John Grennan

Perata leads Oakland mayor’s race in early returns

The polls have closed after Oakland’s first Election Day under ranked-choice voting, and it may be a few more days before residents will know who their next mayor will be. But former California State Senate President Don Perata has taken the lead in the first ballot count.

Feinstein endorses Perata in mayor’s race

Dianne Feinstein, California’s U.S. Senator and the former mayor of San Francisco, has declared her support for former State Senate President Pro Tem Don Perata’s bid to become Oakland’s mayor in November’s election.

Quan makes her grassroots case to be Oakland’s mayor

It’s an early February twilight in Rockridge, and commuters are making their way from the BART station to homes and shops along College Avenue. Mayoral candidate Jean Quan and a small group of canvassers are gathering around a silver Prius on Claremont Avenue.

1/1/10 New Year’s Resolutions

We have a busy year planned at Oakland North, as we’ll follow the mayor’s race; a new police chief’s efforts to keep Oakland’s crime rate on the decline; redevelopment initiatives in Upper Broadway and Golden Gate; and ongoing budget problems at the city and state level.

12/28/09 The news from North Oakland

Even during UC Berkeley’s winter break, Oakland North has a few more tricks up its sleeve.

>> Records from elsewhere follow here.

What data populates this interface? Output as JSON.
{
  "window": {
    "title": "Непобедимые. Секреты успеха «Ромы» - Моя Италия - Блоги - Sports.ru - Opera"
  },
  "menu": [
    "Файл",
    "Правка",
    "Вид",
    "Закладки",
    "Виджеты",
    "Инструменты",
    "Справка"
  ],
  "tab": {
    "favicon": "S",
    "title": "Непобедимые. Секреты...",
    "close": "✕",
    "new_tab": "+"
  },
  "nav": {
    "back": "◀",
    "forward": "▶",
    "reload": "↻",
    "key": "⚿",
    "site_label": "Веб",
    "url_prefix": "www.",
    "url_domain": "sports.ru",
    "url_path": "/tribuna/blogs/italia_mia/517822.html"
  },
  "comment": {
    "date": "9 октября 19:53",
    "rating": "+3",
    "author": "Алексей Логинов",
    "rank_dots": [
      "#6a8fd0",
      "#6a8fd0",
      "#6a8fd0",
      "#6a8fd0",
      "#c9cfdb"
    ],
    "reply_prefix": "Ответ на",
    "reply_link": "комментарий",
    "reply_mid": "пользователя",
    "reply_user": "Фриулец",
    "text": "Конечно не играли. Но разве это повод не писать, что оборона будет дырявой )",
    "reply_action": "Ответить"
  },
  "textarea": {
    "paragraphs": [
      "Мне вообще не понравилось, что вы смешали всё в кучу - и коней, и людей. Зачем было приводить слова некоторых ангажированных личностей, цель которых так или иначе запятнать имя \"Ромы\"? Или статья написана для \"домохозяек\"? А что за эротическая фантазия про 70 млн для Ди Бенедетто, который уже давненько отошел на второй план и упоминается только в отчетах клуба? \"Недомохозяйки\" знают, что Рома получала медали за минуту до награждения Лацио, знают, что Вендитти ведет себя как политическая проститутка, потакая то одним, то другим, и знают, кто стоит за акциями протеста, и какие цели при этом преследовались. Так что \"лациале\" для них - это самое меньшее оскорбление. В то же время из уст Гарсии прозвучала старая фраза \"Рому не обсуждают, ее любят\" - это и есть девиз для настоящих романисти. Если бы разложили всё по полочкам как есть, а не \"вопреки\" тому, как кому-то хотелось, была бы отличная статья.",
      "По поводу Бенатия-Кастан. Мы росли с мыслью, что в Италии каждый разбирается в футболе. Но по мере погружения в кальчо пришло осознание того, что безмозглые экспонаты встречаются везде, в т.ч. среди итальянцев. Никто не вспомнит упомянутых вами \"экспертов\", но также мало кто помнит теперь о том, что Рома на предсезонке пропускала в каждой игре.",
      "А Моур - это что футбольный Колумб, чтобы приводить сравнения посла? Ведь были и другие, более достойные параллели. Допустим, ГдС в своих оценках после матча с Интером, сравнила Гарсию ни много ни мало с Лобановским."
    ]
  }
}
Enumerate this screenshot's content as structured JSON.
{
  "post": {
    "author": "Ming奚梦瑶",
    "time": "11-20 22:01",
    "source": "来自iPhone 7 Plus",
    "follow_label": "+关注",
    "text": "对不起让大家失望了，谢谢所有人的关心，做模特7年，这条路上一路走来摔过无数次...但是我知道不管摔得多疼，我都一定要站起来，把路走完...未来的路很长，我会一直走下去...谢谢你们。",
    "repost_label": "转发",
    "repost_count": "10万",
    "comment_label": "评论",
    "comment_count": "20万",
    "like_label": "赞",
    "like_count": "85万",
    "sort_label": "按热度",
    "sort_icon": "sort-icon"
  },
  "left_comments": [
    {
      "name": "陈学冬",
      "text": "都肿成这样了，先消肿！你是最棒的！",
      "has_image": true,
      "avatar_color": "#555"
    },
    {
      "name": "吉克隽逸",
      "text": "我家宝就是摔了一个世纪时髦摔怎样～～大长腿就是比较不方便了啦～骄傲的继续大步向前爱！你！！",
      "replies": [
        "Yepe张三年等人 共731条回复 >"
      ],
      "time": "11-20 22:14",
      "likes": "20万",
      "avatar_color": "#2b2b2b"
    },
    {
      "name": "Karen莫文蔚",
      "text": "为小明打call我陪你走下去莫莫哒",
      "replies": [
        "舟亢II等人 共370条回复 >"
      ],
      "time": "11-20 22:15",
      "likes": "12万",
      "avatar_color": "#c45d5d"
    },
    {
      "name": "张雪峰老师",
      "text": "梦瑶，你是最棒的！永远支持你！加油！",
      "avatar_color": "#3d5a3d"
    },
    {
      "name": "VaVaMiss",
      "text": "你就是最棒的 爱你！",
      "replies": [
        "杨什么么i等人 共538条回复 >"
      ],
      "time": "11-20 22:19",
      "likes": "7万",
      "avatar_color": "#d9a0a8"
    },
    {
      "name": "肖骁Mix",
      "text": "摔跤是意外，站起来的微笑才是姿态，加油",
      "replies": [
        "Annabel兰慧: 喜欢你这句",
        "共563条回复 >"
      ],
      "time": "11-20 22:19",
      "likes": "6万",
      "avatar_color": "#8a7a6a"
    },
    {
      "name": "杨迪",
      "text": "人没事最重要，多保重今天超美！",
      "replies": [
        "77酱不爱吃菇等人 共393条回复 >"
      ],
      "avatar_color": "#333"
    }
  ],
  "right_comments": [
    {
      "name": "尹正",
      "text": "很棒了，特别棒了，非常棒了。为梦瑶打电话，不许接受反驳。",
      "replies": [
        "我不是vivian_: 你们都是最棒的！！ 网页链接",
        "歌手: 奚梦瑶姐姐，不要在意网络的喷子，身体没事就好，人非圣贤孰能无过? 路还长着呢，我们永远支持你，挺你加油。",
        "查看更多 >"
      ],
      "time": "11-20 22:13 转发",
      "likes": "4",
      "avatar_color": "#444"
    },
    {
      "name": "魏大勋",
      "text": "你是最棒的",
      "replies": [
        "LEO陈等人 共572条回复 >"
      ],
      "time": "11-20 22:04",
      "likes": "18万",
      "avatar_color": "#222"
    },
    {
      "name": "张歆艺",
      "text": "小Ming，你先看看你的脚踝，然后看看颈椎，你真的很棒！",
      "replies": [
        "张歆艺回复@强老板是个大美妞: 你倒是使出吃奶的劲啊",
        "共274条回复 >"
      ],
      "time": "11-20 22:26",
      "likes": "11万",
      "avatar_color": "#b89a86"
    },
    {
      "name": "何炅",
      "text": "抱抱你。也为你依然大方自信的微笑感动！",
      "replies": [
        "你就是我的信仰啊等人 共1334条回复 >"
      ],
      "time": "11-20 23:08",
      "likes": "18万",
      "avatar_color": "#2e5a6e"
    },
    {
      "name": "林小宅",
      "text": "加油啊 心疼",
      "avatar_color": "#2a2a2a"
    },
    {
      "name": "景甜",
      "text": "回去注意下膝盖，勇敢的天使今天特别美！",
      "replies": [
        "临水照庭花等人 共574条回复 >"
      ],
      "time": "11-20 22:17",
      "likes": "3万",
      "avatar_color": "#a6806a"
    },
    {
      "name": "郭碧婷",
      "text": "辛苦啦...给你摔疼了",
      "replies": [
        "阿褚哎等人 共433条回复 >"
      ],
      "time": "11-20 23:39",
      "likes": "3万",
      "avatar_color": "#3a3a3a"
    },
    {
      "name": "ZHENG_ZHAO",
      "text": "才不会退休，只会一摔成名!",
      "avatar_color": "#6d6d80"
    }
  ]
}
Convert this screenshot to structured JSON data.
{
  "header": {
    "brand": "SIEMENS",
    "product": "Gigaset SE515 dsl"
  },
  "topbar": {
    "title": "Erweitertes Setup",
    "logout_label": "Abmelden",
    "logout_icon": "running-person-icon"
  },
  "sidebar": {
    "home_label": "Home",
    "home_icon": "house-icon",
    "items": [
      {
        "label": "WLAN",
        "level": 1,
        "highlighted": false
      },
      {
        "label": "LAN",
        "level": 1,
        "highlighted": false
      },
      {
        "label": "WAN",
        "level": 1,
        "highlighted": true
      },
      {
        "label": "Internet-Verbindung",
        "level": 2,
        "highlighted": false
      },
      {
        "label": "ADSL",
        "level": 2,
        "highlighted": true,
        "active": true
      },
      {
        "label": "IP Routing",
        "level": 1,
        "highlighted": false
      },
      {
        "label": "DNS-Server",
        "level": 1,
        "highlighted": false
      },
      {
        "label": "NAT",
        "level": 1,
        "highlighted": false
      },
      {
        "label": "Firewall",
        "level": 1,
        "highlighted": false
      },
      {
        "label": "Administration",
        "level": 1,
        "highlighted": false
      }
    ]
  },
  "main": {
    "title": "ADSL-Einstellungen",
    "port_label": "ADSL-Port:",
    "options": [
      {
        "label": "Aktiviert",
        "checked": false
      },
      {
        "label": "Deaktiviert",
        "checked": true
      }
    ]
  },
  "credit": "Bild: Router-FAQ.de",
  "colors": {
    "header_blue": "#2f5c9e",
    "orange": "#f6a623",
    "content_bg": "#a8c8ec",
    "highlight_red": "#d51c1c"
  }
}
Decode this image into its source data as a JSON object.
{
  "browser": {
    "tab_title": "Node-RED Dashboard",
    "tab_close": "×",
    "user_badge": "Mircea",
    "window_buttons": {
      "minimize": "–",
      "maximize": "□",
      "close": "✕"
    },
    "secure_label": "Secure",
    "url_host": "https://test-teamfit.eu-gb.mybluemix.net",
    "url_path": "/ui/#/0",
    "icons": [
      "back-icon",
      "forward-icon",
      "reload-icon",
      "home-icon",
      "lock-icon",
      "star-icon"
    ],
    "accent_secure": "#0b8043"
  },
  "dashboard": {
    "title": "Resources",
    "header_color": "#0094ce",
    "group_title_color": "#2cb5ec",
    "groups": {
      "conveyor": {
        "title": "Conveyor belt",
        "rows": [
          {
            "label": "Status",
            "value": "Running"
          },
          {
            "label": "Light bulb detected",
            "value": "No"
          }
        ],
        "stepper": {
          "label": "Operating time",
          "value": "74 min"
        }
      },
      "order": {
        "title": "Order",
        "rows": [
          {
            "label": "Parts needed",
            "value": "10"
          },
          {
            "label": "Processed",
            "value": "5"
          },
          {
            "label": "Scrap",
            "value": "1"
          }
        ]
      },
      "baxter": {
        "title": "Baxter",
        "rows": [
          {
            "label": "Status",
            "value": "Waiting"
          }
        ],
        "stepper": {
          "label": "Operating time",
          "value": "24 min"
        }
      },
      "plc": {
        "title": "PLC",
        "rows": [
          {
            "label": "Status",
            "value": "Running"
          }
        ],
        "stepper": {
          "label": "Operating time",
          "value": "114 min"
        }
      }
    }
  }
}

In the next few days, we’ll showcase some stories that we weren’t able to run during the semester.

12/22 What happened, Oakland? 2000-2009

Ten days from now, the calendar will change and usher in a new decade. The last time this happened, it was a slightly bigger deal, as we were changing centuries and millennia along with it. But still, a lot has happened in the past 10 years. Computers didn’t melt down during Y2K, but it wasn’t long before the United States was attacked on 9/11 and entered two wars that remain with us. Here in California, Arnold Schwarzenegger led a recall…

12/21/09 Health Care Rx for Oakland

After a flurry of political developments (and snow) in Washington D.C. this weekend, Congress is on the verge of passing a health care bill that would provide coverage to 30 million uninsured Americans. Liberals bemoan the bill’s lack of a government-administered “public option” for health care, while conservatives complain it will create skyrocketing deficits and unprecedented federal intrusion. No one–not the suddenly famous Olympia Snowe, the hard-bargaining Joe Lieberman, or Barack Obama himself–is getting exactly what they want from health…